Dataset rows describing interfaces
------------------------------------------------

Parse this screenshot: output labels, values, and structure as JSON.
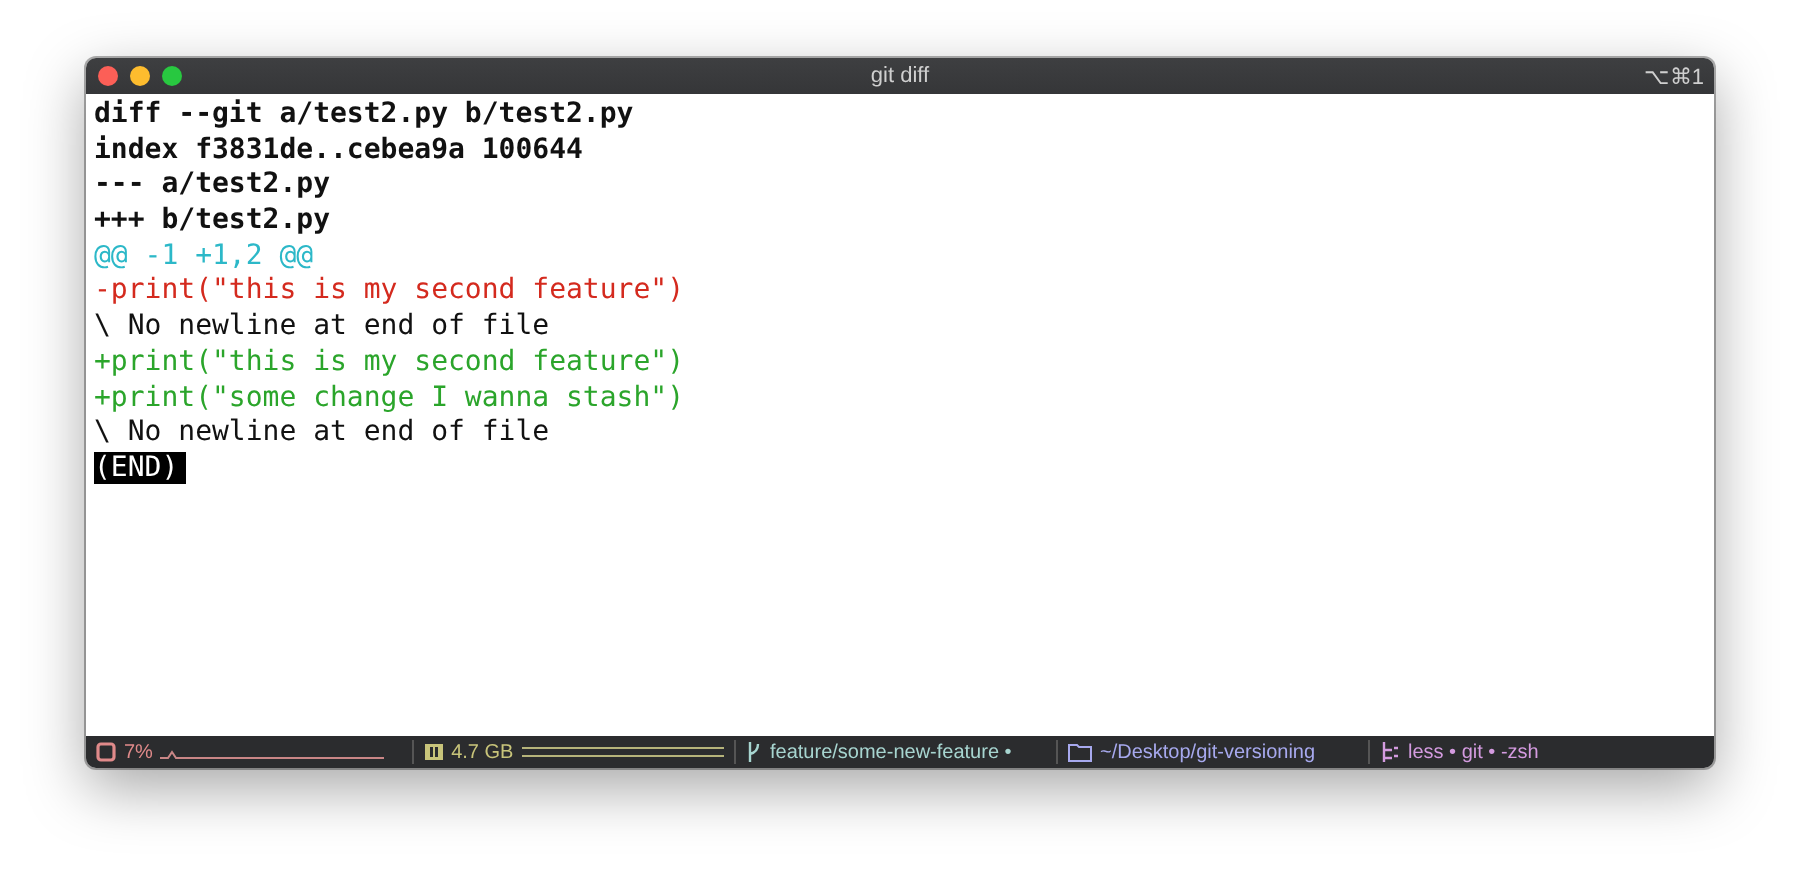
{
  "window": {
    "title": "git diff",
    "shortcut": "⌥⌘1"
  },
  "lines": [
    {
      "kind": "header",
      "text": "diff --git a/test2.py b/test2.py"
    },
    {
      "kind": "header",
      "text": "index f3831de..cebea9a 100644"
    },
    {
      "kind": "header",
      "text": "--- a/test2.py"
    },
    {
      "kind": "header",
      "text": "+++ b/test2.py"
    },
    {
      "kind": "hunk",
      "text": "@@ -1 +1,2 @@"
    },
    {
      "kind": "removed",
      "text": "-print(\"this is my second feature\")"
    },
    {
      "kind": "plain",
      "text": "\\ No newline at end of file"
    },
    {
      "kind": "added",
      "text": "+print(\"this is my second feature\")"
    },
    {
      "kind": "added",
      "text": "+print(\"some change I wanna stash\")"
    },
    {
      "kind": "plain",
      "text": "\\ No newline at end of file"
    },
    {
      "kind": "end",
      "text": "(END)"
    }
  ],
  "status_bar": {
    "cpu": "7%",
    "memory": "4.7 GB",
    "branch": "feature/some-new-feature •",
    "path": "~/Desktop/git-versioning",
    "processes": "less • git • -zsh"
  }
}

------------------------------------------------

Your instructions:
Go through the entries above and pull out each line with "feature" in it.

Solution to the exercise:
      "text": "-print(\"this is my second feature\")"
      "text": "+print(\"this is my second feature\")"
    "branch": "feature/some-new-feature •",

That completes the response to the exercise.